Blogger Guilt

Bloggers feel guilt when they do not blog. Guilt is good if it prompts positive action. Bad if it causes unneccessary stress. So I let it go and just blog fast tonight.

Kaitlin is doing much better. Will be a long recovery though.

Great quote in the Globe in an article on marathoning:

"Dedication and committment are what transfer dreams into reality."


"Only those who risk going too farcan possibly find out how far they can go."

The same page had a piece that fit people sweat more and sooner than unfit people. This muggy hot weather is sure bad for that. Perhaps I sweat the little things (like not blogging) too much.

All for now.

Friday, September 07, 2007

More on Kaitlin

Thanks to all for your kind emails and calls on Kaitlin. I never knew I had that many people who read this blog (well I can see the statisitcs but it does not tell me actually who people are).

Kaitlin has spoken which is a good sign. She told the nurses to get out of her room which is typical of Kaitlin and tells me she is OK. She told the nurses she only wants to have 5 children. She does not yet recognize anyone including her family. Still - progress but a long way to go.

This incident will set a lot of who Kaitlin will choose to become. Overcoming great obstacle can create great people.

Jessalyn (Kaitlin's sister) has set up a web site with a guest book.

I cried when I read all the caring comments people made.

Thursday, September 06, 2007

My blog formula is 90% business with a focus on efficiency and 10% personal.

Tonight, I violate this formula and only blog personal.

Last night my beautiful 16 year old niece Kaitlin Estill was involved in a very serious car accident. This quickly changes thought and focus. She has a broken pelvis, collar bone, collapsed lung, ripped aorta, lacerated liver and fractured skull. Heart surgery allegedly went well tonight although she has a brain hemorrhage while in surgery or while coming out. No other update.

It has dominated my thoughts since it happened. It dwarfs business challenge.

I feel so helpless and powerless. I guess this is where thoughts and prayers come in. It make one feel like they are doing something.

My brother Lyle (the Bio -Diesel mogul) is an active blogger. He is an excellent writer and has posts on how she is doing.

Monday, September 03, 2007

The Halo Effect

Phil Rosenzweig wrote an interesting book called, "The Halo Effect and Eight Other Business Delusions That Deceive Managers."

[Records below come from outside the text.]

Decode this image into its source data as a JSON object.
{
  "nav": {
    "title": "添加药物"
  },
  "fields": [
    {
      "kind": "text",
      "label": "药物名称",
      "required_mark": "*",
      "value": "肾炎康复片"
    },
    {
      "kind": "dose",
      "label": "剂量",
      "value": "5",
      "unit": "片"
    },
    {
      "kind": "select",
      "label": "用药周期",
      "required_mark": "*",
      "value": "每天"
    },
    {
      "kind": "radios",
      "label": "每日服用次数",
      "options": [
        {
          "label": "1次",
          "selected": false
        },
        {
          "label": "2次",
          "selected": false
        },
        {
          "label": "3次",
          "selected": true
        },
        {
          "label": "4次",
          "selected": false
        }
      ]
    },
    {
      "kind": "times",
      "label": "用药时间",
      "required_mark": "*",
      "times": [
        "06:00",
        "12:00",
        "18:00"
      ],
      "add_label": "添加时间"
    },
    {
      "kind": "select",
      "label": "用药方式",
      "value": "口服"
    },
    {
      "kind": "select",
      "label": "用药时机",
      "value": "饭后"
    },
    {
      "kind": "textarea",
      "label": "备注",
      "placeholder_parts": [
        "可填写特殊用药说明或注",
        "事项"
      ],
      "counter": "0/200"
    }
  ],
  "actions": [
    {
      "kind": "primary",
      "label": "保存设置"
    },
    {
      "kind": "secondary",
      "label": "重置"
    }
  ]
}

I have often said that when I am not performing well, that I am better than what people think I am and when I am performing well, I am not as good as what people think I am. The Halo Effect can have a great impact. I noticed that if a company is on a roll and successful then more people want to work there and more people want to buy from there, etc. The opposite can also be true if a company gets the reputation of not being a good place to work, etc.

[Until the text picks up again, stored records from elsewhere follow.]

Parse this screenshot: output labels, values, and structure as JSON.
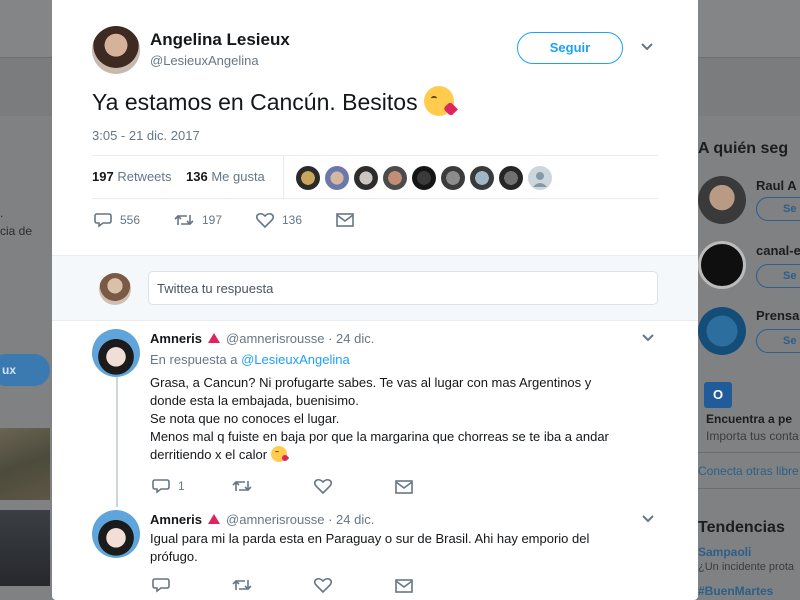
{
  "background": {
    "left_snippets": [
      ".",
      "cia de"
    ],
    "left_button": "ux",
    "sidebar_title": "A quién seg",
    "suggestions": [
      {
        "name": "Raul A",
        "button": "Se"
      },
      {
        "name": "canal-e",
        "button": "Se"
      },
      {
        "name": "Prensa",
        "button": "Se"
      }
    ],
    "outlook": {
      "icon_label": "O",
      "title": "Encuentra a pe",
      "subtitle": "Importa tus conta"
    },
    "connect_link": "Conecta otras libre",
    "trends_title": "Tendencias",
    "trends": [
      "Sampaoli",
      "¿Un incidente prota",
      "#BuenMartes"
    ]
  },
  "tweet": {
    "author_name": "Angelina Lesieux",
    "author_handle": "@LesieuxAngelina",
    "follow_label": "Seguir",
    "text": "Ya estamos en Cancún. Besitos",
    "timestamp": "3:05 - 21 dic. 2017",
    "retweets_count": "197",
    "retweets_label": "Retweets",
    "likes_count": "136",
    "likes_label": "Me gusta",
    "likers_count": 9,
    "reply_count": "556",
    "retweet_count": "197",
    "like_count": "136",
    "reply_placeholder": "Twittea tu respuesta"
  },
  "replies": [
    {
      "name": "Amneris",
      "handle": "@amnerisrousse",
      "date": "· 24 dic.",
      "in_reply_label": "En respuesta a",
      "in_reply_to": "@LesieuxAngelina",
      "lines": [
        "Grasa, a Cancun? Ni profugarte sabes. Te vas al lugar con mas Argentinos y",
        "donde esta la embajada, buenisimo.",
        "Se nota que no conoces el lugar.",
        "Menos mal q fuiste en baja por que la margarina que chorreas se te iba a andar",
        "derritiendo x el calor"
      ],
      "reply_count": "1"
    },
    {
      "name": "Amneris",
      "handle": "@amnerisrousse",
      "date": "· 24 dic.",
      "lines": [
        "Igual para mi la parda esta en Paraguay o sur de Brasil. Ahi hay emporio del",
        "prófugo."
      ]
    }
  ]
}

The gist of The Halo Effect is it tends to accentuate either the positive or the negative and gives attributes to someone that the person does not have because of their expertise in another area. For example, business people are often asked (and listened to) for their advice on politics or sports but they may have no expertise at all in that area.

I often find because of my success in business that people ask me for advice about things that I would have little knowledge of and they tend to weigh my advice more heavily then they should. One of the reason I seek success as much as I do is because it actually means that people do tend to listen and we all like people to listen to us.

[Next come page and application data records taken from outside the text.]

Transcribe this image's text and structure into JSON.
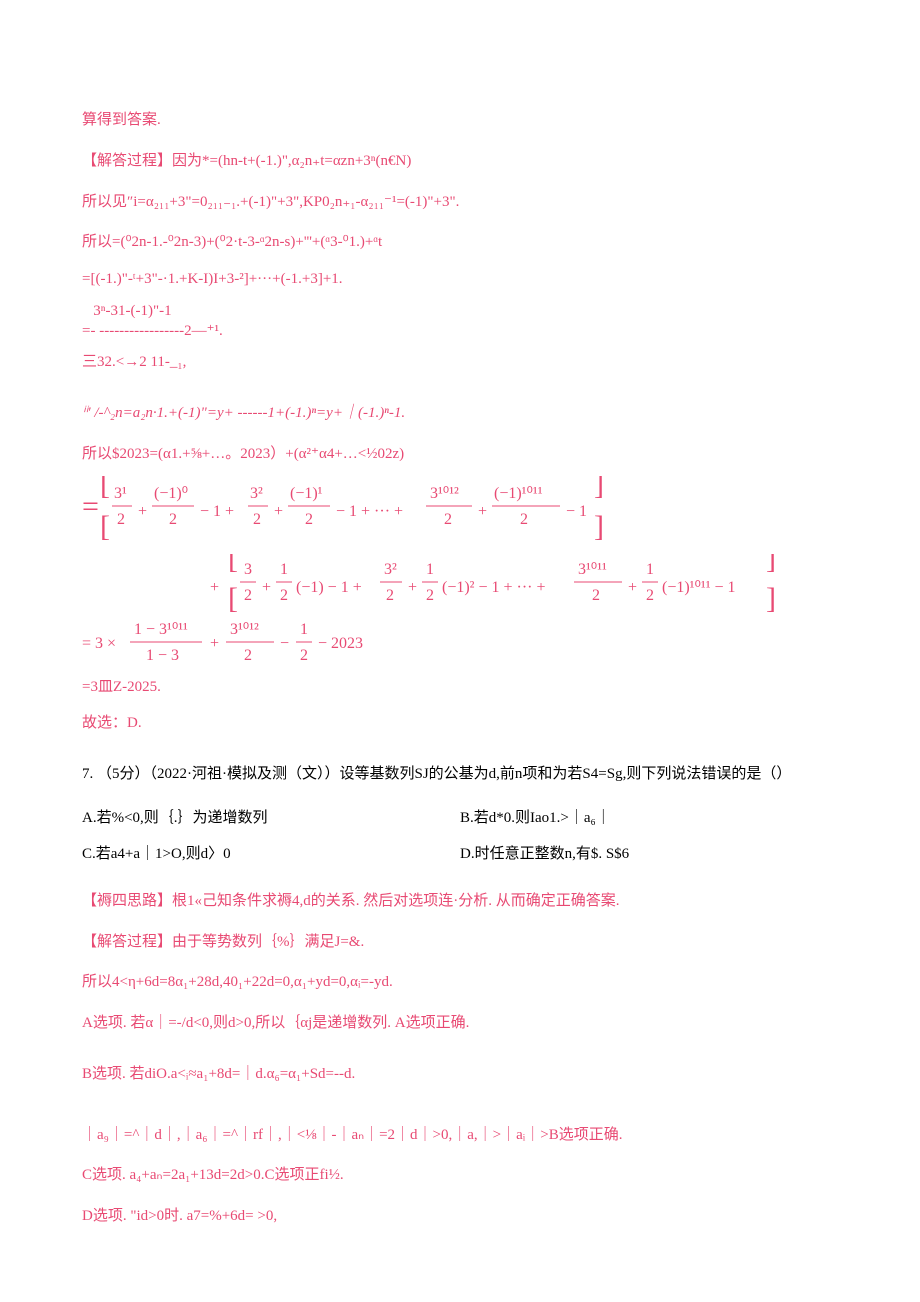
{
  "lines": {
    "l1": "算得到答案.",
    "l2": "【解答过程】因为*=(hn-t+(-1.)\",α₂n₊t=αzn+3ⁿ(n€N)",
    "l3": "所以见″i=α₂₁₁+3\"=0₂₁₁₋₁.+(-1)\"+3\",KP0₂n₊₁-α₂₁₁⁻¹=(-1)\"+3\".",
    "l4": "所以=(⁰2n-1.-⁰2n-3)+(⁰2·t-3-ᵅ2n-s)+'''+(ᵅ3-⁰1.)+ᵅt",
    "l5": "=[(-1.)\"-ᵗ+3\"-·1.+K-I)I+3-²]+···+(-1.+3]+1.",
    "l6a": "   3ⁿ-31-(-1)\"-1",
    "l6b": "=- -----------------2—⁺¹.",
    "l7": "三32.<→2 11-_₁,",
    "l8": "ⁱⁱ′ /-^₂n=a₂n·1.+(-1)\"=y+                ------1+(-1.)ⁿ=y+｜(-1.)ⁿ-1.",
    "l9": "所以$2023=(α1.+⅝+…。2023）+(α²⁺α4+…<½02z)",
    "l10": "=3皿Z-2025.",
    "l11": "故选：D.",
    "q7_stem": "7.  （5分）（2022·河祖·模拟及测（文））设等基数列SJ的公基为d,前n项和为若S4=Sg,则下列说法错误的是（）",
    "q7_A": "A.若%<0,则｛.｝为递增数列",
    "q7_B": "B.若d*0.则Iao1.>｜a₆｜",
    "q7_C": "C.若a4+a｜1>O,则d〉0",
    "q7_D": "D.时任意正整数n,有$. S$6",
    "e1": "【褥四思路】根1«己知条件求褥4,d的关系. 然后对选项连·分析. 从而确定正确答案.",
    "e2": "【解答过程】由于等势数列｛%｝满足J=&.",
    "e3": "所以4<η+6d=8α₁+28d,40₁+22d=0,α₁+yd=0,αᵢ=-yd.",
    "e4": "A选项. 若α｜=-/d<0,则d>0,所以｛αj是递增数列. A选项正确.",
    "e5": "B选项. 若diO.a<ᵢ≈a₁+8d=｜d.α₆=α₁+Sd=--d.",
    "e6": "｜a₉｜=^｜d｜,｜a₆｜=^｜rf｜,｜<⅛｜-｜aₙ｜=2｜d｜>0,｜a,｜>｜aᵢ｜>B选项正确.",
    "e7": "C选项. a₄+aₙ=2a₁+13d=2d>0.C选项正fi½.",
    "e8": "D选项. \"id>0时. a7=%+6d=                    >0,"
  }
}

Some take-aways from the book…

-The "Halo Effect" occurs when people ascribe positive attributes to a person or company, even without evidence that the positive traits, in fact, really exist.

-The halo effect is rooted in cognitive dissonance theory: people want a cohesive picture of the world, and so they disregard facts that don’t fit that framework.

- Some famous business books were based on delusions about company performance. The authors were victims of the halo effect, snowed by fleeting success and shallow data.

- Most business studies try to extrapolate upbeat results from meager correlations.

- Real performance emanates from inside a company and its market.

- Tom Peters, co-author of In Search of Excellence, said its data was "faked." The stock prices of more than half the top companies in Built to Last did not beat the S&P 500 in five years after the book was published.

- Company performance is relative to assess it, see it in a competitive context.

- Long-term success is comprised of a series of short-term successes. Companies that adapt have a greater chance of sustained success.

- Beware of "storytelling that masquerades as science."